Title: We Own the Night
Author: Ashley Poston
Synopsis:“Happy midnight, my fellow Niteowls…”
As a candy store employee by day, and mysterious deejay “Niteowl” by night, eighteen-year-old Ingrid North is stuck between rock ‘n roll and a hard place. She can’t wait to get out of her tiny hometown of Steadfast, Nebraska (population three hundred and forty-seven) to chase her dreams, but small-town troubles keep getting in the way. She can’t abandon her grandmother with Alzheimer’s, or her best friend Micah–who she may or may not be in love with.
But for one hour each Saturday, she escapes all of that. On air, she isn’t timid, ugly-sweater-wearing Ingrid North. She’s the funny and daring Niteowl. Every boy’s manic pixie dream girl. Fearless. And there is one caller in particular– Dark and Brooding–whose raspy laugh and snarky humor is just sexy enough to take her mind off Micah. Not that she’s in love with Micah or anything. Cause she’s not.
As her grandmother slips further away and Micah begins dating a Mean-Girls-worthy nightmare, Ingrid runs to the mysterious Dark and Brooding as a disembodied voice to lean on, only to fall down a rabbit hole of punk rockstars, tabloid headlines, and kisses that taste like bubble tea. But the man behind the voice could be surprising in all the right, and wrong, ways.
And she just might find that her real life begins when Niteowl goes off the air.
This book was a cute insight to deeper topics, fresh with pop culture references and cute romance as well as coming-of-age realizations and questions of morality and moving forward.
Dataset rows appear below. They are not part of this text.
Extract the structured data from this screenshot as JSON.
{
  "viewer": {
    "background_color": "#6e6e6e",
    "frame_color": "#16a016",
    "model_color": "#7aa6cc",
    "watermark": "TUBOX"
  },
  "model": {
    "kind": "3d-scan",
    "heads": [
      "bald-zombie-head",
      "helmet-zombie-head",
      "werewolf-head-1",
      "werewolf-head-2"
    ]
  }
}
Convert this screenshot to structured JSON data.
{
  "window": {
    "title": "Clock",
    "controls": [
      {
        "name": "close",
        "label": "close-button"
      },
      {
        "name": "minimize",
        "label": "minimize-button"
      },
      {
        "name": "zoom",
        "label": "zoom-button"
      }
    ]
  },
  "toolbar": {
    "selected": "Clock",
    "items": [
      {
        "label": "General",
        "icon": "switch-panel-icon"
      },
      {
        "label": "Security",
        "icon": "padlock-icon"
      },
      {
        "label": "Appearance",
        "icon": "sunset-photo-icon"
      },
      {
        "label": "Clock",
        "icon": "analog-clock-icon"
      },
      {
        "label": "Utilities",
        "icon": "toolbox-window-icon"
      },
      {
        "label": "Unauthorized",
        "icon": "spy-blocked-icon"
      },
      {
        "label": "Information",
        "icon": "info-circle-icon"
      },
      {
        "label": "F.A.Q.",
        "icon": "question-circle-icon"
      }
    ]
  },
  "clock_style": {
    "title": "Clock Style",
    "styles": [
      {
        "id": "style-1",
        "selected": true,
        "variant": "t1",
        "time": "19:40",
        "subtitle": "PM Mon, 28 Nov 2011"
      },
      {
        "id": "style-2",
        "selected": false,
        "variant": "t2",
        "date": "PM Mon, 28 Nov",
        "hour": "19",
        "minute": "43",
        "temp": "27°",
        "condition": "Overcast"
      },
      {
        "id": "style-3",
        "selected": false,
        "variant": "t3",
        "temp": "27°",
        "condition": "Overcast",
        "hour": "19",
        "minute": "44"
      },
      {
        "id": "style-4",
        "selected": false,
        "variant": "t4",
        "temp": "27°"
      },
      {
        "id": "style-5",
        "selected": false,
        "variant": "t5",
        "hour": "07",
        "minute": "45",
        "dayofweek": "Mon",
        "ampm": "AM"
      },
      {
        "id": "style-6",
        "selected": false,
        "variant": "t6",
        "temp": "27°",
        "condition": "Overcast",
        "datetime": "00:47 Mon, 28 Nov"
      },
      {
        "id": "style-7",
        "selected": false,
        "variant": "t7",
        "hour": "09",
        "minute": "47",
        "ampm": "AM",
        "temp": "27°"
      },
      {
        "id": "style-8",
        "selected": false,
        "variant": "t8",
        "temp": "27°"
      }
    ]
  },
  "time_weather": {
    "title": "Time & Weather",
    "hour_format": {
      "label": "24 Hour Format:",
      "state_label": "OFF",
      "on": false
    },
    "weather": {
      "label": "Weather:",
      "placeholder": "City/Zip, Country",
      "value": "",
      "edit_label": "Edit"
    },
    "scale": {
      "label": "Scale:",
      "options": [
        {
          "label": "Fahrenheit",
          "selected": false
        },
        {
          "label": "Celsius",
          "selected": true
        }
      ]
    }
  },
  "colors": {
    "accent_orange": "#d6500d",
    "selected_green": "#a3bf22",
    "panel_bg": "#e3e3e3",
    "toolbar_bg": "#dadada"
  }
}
To start off… A few random things I specifically liked and want to mention:
- You get the idea that Ingrid is on the chubby side, but she doesn’t care. I love that.
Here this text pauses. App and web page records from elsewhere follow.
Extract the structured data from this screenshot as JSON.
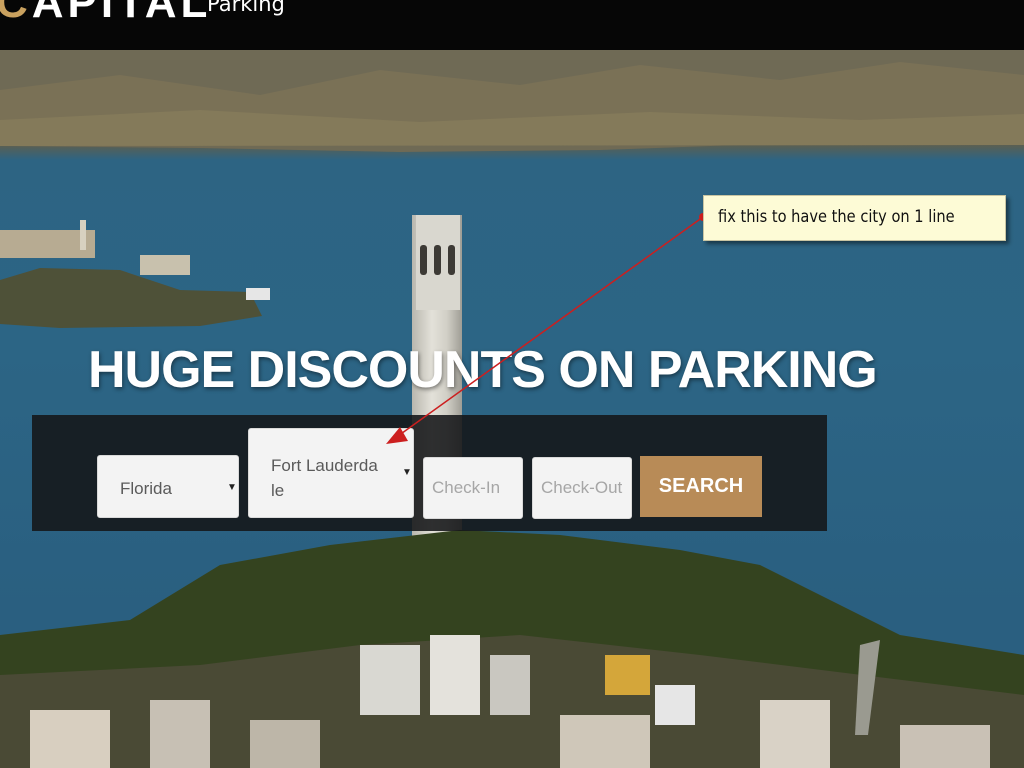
{
  "header": {
    "logo_first": "C",
    "logo_rest": "APITAL",
    "logo_sub": "Parking"
  },
  "hero": {
    "headline": "HUGE DISCOUNTS ON PARKING"
  },
  "search": {
    "state": "Florida",
    "city": "Fort Lauderdale",
    "checkin_placeholder": "Check-In",
    "checkout_placeholder": "Check-Out",
    "search_label": "SEARCH"
  },
  "annotation": {
    "text": "fix this to have the city on 1 line"
  },
  "colors": {
    "accent": "#b88b57",
    "header_bg": "#060606",
    "annotation_arrow": "#cc1f1f"
  },
  "icons": [
    "caret-down-icon"
  ]
}
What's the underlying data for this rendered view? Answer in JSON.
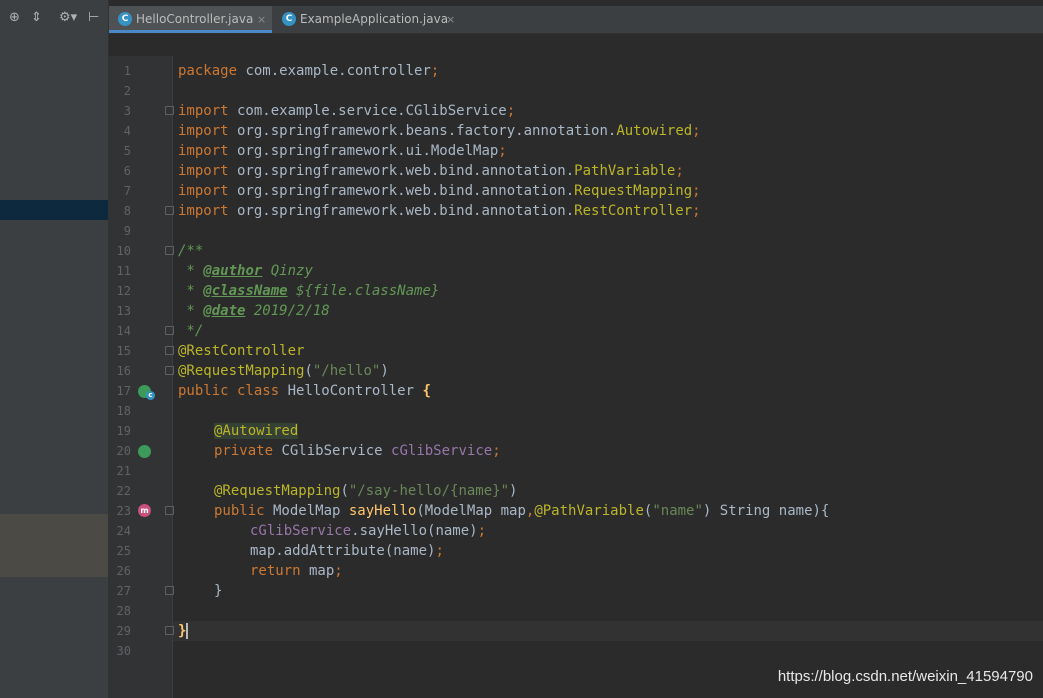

- Ingrid’s best friend, LD, is a really well-thought out character, and her development alongside Ingrid was wonderful.
- The last 25% of the book took a sort of unexpected, dream-like turn, which I think fit well with the story. It was not-quite-plausible, but believable enough that I really enjoyed reading it. And FUN. While the first half of the book went at a slower pace, the second half zoomed by.
Now, let’s talk plot. There were aspects of it that I thought were original and fun, like Ingird’s Niteowl persona and her job at the radio station. As well as that, there were some beautifully written, magical moments. Where I think this book was lacking was its cliches. The writing was beautiful, but the overall storyline (minus the DJ gig) felt a bit oh-this-has-been-done-before.
Let me elaborate: Main character has lived in the same town her whole life, she gets picked on, etc. She wants to get out but no one ever seems to leave, and there’s something holding her back (her grandma has Alzheimer’s and she’s caring for her alone). Her mother abandoned her, she’s in love with her best friend, yadda yadda yadda. And of course there’s the mean girl and jock and the golden boy. The story line was fairly predictable (well… most of it. The end, maybe not). Also, side note: what’s up with the bless?? Yes, people say it all the time, but Ingrid not only said it but thought it 15 times (I counted) during the last 50% of the book. Seriously, girl? That much blessing is not necessary. Looking past those cliches (and the number of times Ingrid said bless), however, was a beautifully crafted story of a girl just finding her way in life, which I really, really enjoyed.
As for the characters? A few of the characters were very well developed (LD, for instance), but I felt like I was missing something in terms of the development of most of the more minor characters, including the background of Ingrid’s supposed best-friend-that-she’s-actually-in-love-with. We were constantly told of their history together, but we don’t get much actual background, so the reader just has to take that fact in stride. One thing I really would have loved to see more of is the character of Heather (the mean girl), because I felt like she had a lot more depth to her character underneath what we got to see. And although I enjoyed our MC Ingrid, she didn’t quite feel real; she felt a little too naive and implausible for me to fall completely in love with. I did, however, really love reading about these characters, especially the relationship between Ingrid and her grandma.
While, yes, there were a number of things that could have been improved in this story, it was, all in all, a really adorable story that I enjoyed reading. I would recommend it to someone looking for a light, slightly different contemporary that can be breezed through in no time flat.
Overall, a 3.5/5 stars.